§ **Work instruction**
In the entries that follow, find the word "header" and report each line it is on.

§ **Dataset extract**
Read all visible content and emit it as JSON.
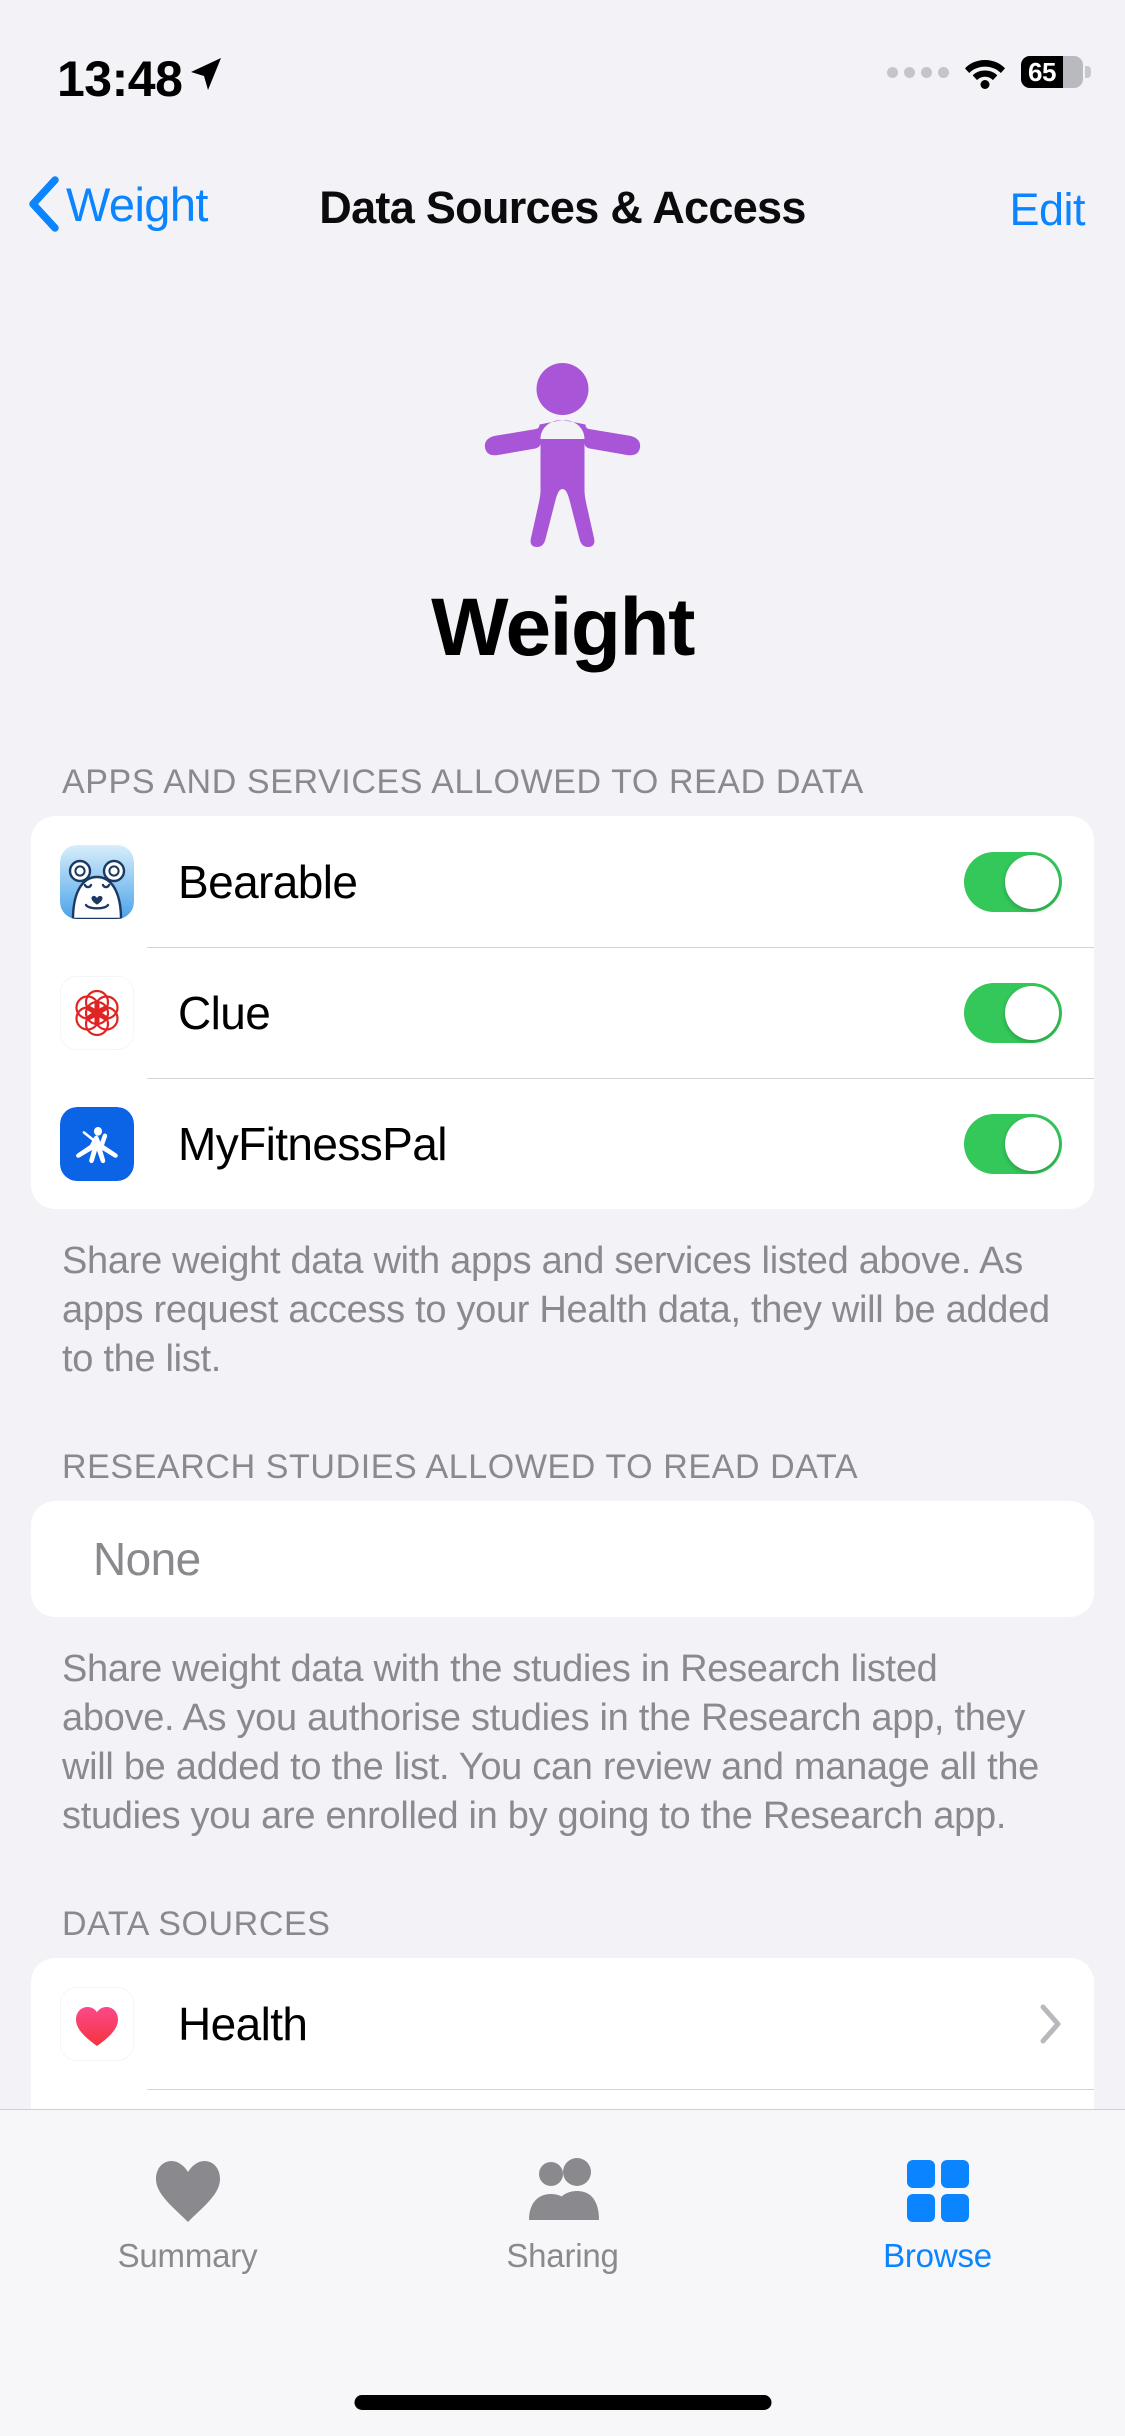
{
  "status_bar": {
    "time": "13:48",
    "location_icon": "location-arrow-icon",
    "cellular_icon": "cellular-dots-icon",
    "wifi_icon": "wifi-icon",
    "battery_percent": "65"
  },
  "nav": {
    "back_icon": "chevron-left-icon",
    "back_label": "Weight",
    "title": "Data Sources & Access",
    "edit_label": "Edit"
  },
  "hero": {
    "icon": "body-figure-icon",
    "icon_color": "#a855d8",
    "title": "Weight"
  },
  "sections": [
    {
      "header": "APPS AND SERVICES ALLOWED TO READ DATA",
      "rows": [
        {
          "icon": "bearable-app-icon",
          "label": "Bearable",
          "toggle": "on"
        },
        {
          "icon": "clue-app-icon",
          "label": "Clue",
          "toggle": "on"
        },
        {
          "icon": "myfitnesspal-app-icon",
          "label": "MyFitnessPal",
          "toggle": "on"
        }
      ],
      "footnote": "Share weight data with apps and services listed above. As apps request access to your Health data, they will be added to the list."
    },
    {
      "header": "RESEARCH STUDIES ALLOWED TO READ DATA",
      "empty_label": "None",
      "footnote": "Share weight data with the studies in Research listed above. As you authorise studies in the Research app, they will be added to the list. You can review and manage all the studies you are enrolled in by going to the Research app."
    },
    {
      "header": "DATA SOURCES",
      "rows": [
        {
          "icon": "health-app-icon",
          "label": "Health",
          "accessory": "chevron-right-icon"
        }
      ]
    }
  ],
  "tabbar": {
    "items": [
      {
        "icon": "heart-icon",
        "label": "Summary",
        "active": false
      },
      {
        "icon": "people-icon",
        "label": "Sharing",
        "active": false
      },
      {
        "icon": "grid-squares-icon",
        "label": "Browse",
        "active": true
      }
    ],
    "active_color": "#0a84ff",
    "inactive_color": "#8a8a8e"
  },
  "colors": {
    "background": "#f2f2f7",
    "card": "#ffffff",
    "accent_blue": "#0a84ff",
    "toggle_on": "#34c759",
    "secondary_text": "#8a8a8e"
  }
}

§ **Expected output**
      "header": "APPS AND SERVICES ALLOWED TO READ DATA",
      "header": "RESEARCH STUDIES ALLOWED TO READ DATA",
      "header": "DATA SOURCES",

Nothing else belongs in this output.